Monday, 21 June 2010
Happy Fathers Day
Before we set off, my brother and I were placed in the car, and the tent, the lilos, food boxes, clothes, and all other manner of kitchen sinks were packed in around us so that we couldn't move. The little car was stuffed to the gunnels. Apart from the ferry crossing, I didn't see my brother for 2 whole days when we finally fell out of the car, blinking in the blazing sunshine, at Les Arcs campsite.
We had the most fabulous time. Dad and my brother ate nothing but the 4 million Vesta currys they'd packed, and I ate hot dogs. Loads of them. In fact, I ate so many, that I puked up one night.

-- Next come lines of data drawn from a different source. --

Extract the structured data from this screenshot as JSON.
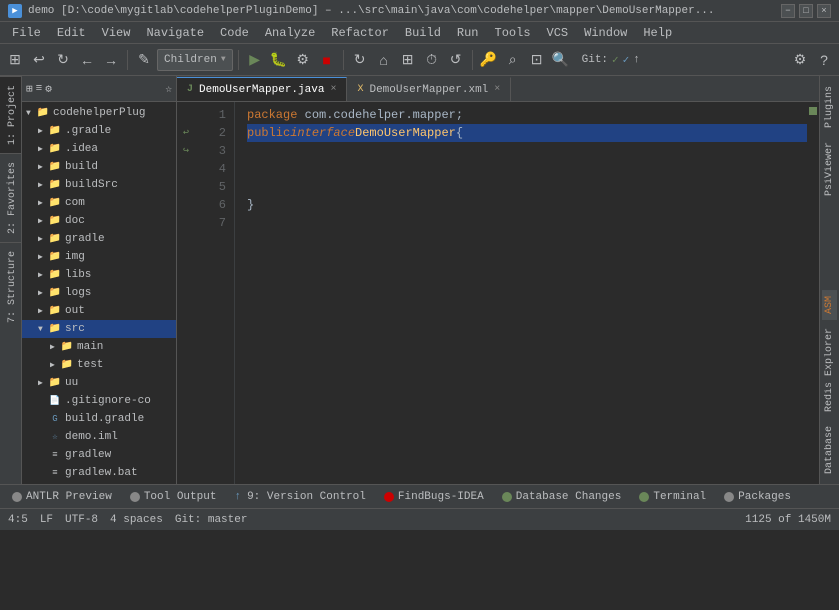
{
  "titleBar": {
    "icon": "▶",
    "text": "demo [D:\\code\\mygitlab\\codehelperPluginDemo] – ...\\src\\main\\java\\com\\codehelper\\mapper\\DemoUserMapper...",
    "minimize": "−",
    "maximize": "□",
    "close": "×"
  },
  "menuBar": {
    "items": [
      "File",
      "Edit",
      "View",
      "Navigate",
      "Code",
      "Analyze",
      "Refactor",
      "Build",
      "Run",
      "Tools",
      "VCS",
      "Window",
      "Help"
    ]
  },
  "toolbar": {
    "dropdown": "Children",
    "gitLabel": "Git:",
    "searchPlaceholder": ""
  },
  "projectPanel": {
    "title": "1: Project",
    "rootName": "codehelperPlug",
    "items": [
      {
        "level": 1,
        "type": "folder",
        "name": ".gradle",
        "expanded": false
      },
      {
        "level": 1,
        "type": "folder",
        "name": ".idea",
        "expanded": false
      },
      {
        "level": 1,
        "type": "folder",
        "name": "build",
        "expanded": false
      },
      {
        "level": 1,
        "type": "folder",
        "name": "buildSrc",
        "expanded": false
      },
      {
        "level": 1,
        "type": "folder",
        "name": "com",
        "expanded": false
      },
      {
        "level": 1,
        "type": "folder",
        "name": "doc",
        "expanded": false
      },
      {
        "level": 1,
        "type": "folder",
        "name": "gradle",
        "expanded": false
      },
      {
        "level": 1,
        "type": "folder",
        "name": "img",
        "expanded": false
      },
      {
        "level": 1,
        "type": "folder",
        "name": "libs",
        "expanded": false
      },
      {
        "level": 1,
        "type": "folder",
        "name": "logs",
        "expanded": false
      },
      {
        "level": 1,
        "type": "folder",
        "name": "out",
        "expanded": false
      },
      {
        "level": 1,
        "type": "folder",
        "name": "src",
        "expanded": true
      },
      {
        "level": 2,
        "type": "folder",
        "name": "main",
        "expanded": false
      },
      {
        "level": 2,
        "type": "folder",
        "name": "test",
        "expanded": false
      },
      {
        "level": 1,
        "type": "folder",
        "name": "uu",
        "expanded": false
      },
      {
        "level": 1,
        "type": "file",
        "name": ".gitignore-co",
        "fileType": "git"
      },
      {
        "level": 1,
        "type": "file",
        "name": "build.gradle",
        "fileType": "gradle"
      },
      {
        "level": 1,
        "type": "file",
        "name": "demo.iml",
        "fileType": "iml"
      },
      {
        "level": 1,
        "type": "file",
        "name": "gradlew",
        "fileType": "gradlew"
      },
      {
        "level": 1,
        "type": "file",
        "name": "gradlew.bat",
        "fileType": "bat"
      }
    ]
  },
  "editorTabs": [
    {
      "name": "DemoUserMapper.java",
      "type": "java",
      "active": true,
      "modified": false
    },
    {
      "name": "DemoUserMapper.xml",
      "type": "xml",
      "active": false,
      "modified": true
    }
  ],
  "codeLines": [
    {
      "num": 1,
      "content": "package com.codehelper.mapper;"
    },
    {
      "num": 2,
      "content": "public interface DemoUserMapper {",
      "highlighted": true
    },
    {
      "num": 3,
      "content": ""
    },
    {
      "num": 4,
      "content": ""
    },
    {
      "num": 5,
      "content": ""
    },
    {
      "num": 6,
      "content": "}"
    },
    {
      "num": 7,
      "content": ""
    }
  ],
  "rightPanels": [
    {
      "name": "Plugins"
    },
    {
      "name": "PsiViewer"
    },
    {
      "name": "ASM"
    },
    {
      "name": "Redis Explorer"
    },
    {
      "name": "Database"
    }
  ],
  "bottomTabs": [
    {
      "name": "ANTLR Preview",
      "dotColor": "gray"
    },
    {
      "name": "Tool Output",
      "dotColor": "gray"
    },
    {
      "name": "9: Version Control",
      "dotColor": "blue",
      "prefix": "↑"
    },
    {
      "name": "FindBugs-IDEA",
      "dotColor": "red"
    },
    {
      "name": "Database Changes",
      "dotColor": "green"
    },
    {
      "name": "Terminal",
      "dotColor": "green"
    },
    {
      "name": "Packages",
      "dotColor": "gray"
    }
  ],
  "statusBar": {
    "position": "4:5",
    "lineEnding": "LF",
    "encoding": "UTF-8",
    "indent": "4 spaces",
    "git": "Git: master",
    "memory": "1125 of 1450M"
  },
  "leftSidebarTabs": [
    {
      "name": "1: Project",
      "active": true
    },
    {
      "name": "2: Favorites"
    },
    {
      "name": "7: Structure"
    }
  ]
}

'I've been sick,' I reported to dad.
'Oh that's good,' he replied, 'whereabouts?'
'In the sink.'
Poor dad had to clear up 10 hot dogs from the campsite sink. He couldn't believe that I'd swallowed them whole.
He took us to Monte Carlo, and as a good, responsible father, left us outside whilst he wandered in to one of the fancy casinos for a look. Two minutes later, he was hoyed out by 2 french bouncers. Seemingly, you weren't allowed in wearing a cheesecloth shirt, brown shorts and Jesus sandals. We laughed for ages about it over ice cold litres of panache each - (that's shandy in English.)
He took us snorkelling in a lovely secluded cove one day. My brother set about collecting clams. The only place he could store them was down his trunks, and when one of the little buggers decided to 'attach' itself to him, my dad found super-human strength to prise the mighty clam apart. Thanks to my dad, my brother went on to have 4 beautiful children.
I, of course, laughed and laughed until sundown, when I discovered that I had 10th degree burns on my chest from the sun. 'Dad, man, that NACKS!' I squealed as he roughly slapped the aftersun on like lard on an English Channel swimmer.
My brother was pleased to see me in pain. Served me right for laughing at his clammed 'bits.'
Dad also locked me in an outside toilet for 30 minutes. He didn't mean to, but as him and my brother tucked into the lovely french nosh at the restaurant, they suddenly realised that I was missing. He had bolted the door from the outside to keep me safe - not thinking that his daughter wasn't Houdini, and wouldn't be able to get out. I was fine about it. I knew he'd come back to get me eventually, and God knows why, but I sang an old geordie song - 'Cushy Butterfield,' 87 times to keep my spirits up. My brother smiled quietly when I sat down to eat my cold cheese omlette. He had enjoyed his half hour of peace.
I got my own back on my dad by sending him into a shop to get me some envelopes. I told him that the word for envelope was 'singe.'
Poor dad spent 15 minutes in there with the 2 bewildered shop ladies asking, over and over again - 'Avez-vous des singes? Singes? Singes!'
He didn't realise that he was actually saying, 'Have you any monkeys? Monkeys? Monkeys!'
Not sure I've ever been forgiven for that one.
Other minor things happened on that trip. An articulated lorry crashed into the side of our 2CV with me shouting 'Dad man, Dad man!' helpfully in the back as it got closer and closer to us on the roundabout.
Our tent also collapsed in the middle of the night, and my lilo burst, so I had to sleep the rest of the trip in the dinghy. Yes - we also took a dinghy.
With dads in charge, anything can happen. With my dad, this is still the case, whether he's walking into glass doors, falling into pizza restaurants or booling up to ancient Roman bath houses with his trunks rolled up in a towel asking '1 to swim please,' to the horrified English Heritage lady.
My 9 year old sometimes says to me - 'That's what Granda would say,' or 'That's a Granda face,' or 'that's what Granda would do.'
'Jolly good,' I say, 'because if I can be half of what Granda is, then you'll be a very lucky lad.'
Happy Fathers Day, dad - and to all you other dads out there. Have a lovely day.